God often takes on human characteristics in the Old Testament. For example, He walks in the Garden of Eden in Genesis 3:8. Isaiah 5:25 indicates He has a hand while Daniel 9:18 makes it clear that God has eyes and ears. These attributions of human characteristics to the Lord are known as “anthropomorphisms.” The on-line Cambridge Dictionary defines anthropomorphism as “the showing or treating of animals, gods, and objects as if they are human in appearance, character, or behavior.” Anthropomorphisms help us (humans) better understand the divine Spirit who created the heavens and the earth and everything in them.

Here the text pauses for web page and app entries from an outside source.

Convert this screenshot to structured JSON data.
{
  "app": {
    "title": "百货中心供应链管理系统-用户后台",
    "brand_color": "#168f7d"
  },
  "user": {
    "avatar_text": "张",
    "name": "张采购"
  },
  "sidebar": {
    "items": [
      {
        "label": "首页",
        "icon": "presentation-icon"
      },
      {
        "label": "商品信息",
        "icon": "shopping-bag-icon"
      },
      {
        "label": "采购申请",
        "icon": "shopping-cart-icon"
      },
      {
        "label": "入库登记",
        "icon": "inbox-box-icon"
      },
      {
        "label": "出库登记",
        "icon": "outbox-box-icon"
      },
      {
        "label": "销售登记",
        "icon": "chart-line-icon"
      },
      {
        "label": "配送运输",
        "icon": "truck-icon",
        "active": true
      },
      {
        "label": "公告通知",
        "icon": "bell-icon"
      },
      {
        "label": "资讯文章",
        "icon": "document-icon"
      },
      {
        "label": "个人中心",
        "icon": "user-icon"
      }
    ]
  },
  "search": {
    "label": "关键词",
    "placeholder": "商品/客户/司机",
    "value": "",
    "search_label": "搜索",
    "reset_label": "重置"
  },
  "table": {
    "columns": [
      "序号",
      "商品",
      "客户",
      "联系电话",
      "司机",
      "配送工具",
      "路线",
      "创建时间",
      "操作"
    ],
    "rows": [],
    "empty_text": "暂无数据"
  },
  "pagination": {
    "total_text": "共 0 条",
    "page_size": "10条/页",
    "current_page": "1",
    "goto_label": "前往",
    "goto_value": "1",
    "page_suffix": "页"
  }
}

The incarnation – when “the Word became flesh and dwelt among” men (John 1:14) – temporarily removed this need for anthropomorphisms. The apostle John opened his first epistle with his testimony to the physical manifestation of the Word (1 John 1:1-2). Our faith is based on these eyewitnesses of the resurrected Jesus. We tend to rely less on the physical characteristics of “God in the flesh” and more on the fact that He “was in all points tempted as we are, yet without sin” (Hebrews 4:15). Therefore, I know that God Himself can sympathize with my weaknesses (which are too numerous to mention)!

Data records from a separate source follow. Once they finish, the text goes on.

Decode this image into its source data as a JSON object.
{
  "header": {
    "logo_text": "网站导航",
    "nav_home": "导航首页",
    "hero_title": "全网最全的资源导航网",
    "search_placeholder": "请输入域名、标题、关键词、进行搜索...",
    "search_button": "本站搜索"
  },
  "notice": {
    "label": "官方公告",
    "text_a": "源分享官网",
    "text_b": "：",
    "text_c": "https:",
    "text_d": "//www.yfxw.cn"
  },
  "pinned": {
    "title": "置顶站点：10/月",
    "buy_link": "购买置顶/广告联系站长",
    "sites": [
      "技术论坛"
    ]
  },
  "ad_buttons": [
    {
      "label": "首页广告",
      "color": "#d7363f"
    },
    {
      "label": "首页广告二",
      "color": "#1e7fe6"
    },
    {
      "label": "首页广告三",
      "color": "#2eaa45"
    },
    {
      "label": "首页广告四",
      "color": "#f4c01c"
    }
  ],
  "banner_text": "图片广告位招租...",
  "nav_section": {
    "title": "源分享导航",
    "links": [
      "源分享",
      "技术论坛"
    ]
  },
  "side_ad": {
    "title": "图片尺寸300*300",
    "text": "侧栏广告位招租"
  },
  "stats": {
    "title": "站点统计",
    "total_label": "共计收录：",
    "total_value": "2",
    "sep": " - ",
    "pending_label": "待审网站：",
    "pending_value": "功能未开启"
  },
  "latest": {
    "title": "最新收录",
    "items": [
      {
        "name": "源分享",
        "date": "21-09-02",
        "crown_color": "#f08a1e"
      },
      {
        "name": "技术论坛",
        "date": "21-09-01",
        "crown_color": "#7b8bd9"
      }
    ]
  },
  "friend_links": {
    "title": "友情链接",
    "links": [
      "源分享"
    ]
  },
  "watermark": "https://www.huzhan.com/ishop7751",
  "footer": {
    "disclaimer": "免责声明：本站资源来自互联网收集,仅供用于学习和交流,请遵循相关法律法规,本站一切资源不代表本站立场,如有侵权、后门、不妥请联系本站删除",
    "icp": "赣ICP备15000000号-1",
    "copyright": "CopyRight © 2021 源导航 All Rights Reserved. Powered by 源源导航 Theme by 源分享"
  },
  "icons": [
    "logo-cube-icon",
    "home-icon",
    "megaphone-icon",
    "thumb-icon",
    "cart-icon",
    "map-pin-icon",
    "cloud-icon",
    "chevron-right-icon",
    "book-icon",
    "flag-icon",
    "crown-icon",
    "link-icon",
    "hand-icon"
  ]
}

But there is one anthropomorphism which we need to retain and emulate – and that is the heart of God. Remember the words of Samuel in 1 Samuel 13:14 – as he informed Saul that his kingdom was going to end? “The Lord has sought for Himself a man after His own heart.” As John Willis suggests in his commentary, the context suggests that David, unlike Saul, “would submit his will to God’s will and not take matters into his own hand.” The Lord still seeks such today which begs the question, “Are we people after God’s own heart?”
In addition to being submissive to God’s will, do we love like God – seeking what is best for others without expecting anything in return (1 John 4:7-11)? Are we merciful (Matthew 5:7)? Are we compassionate like Jesus (Matthew 9:36)? Are we forgiving (Matthew 6:14-15)? To have a heart like God’s requires constant effort. David failed in so many ways and we will too. However, we can change as the prayer in this song suggests:
My eyes are dry, My faith is old,
My heart is hard, My pray’rs are cold.
And I know how I ought to be,
Alive to You and dead to me.
What can be done to an old heart like mine?
Soften it up with oil and wine.
The oil is You, Your spirit of love.
Please wash me anew in the wine of your blood.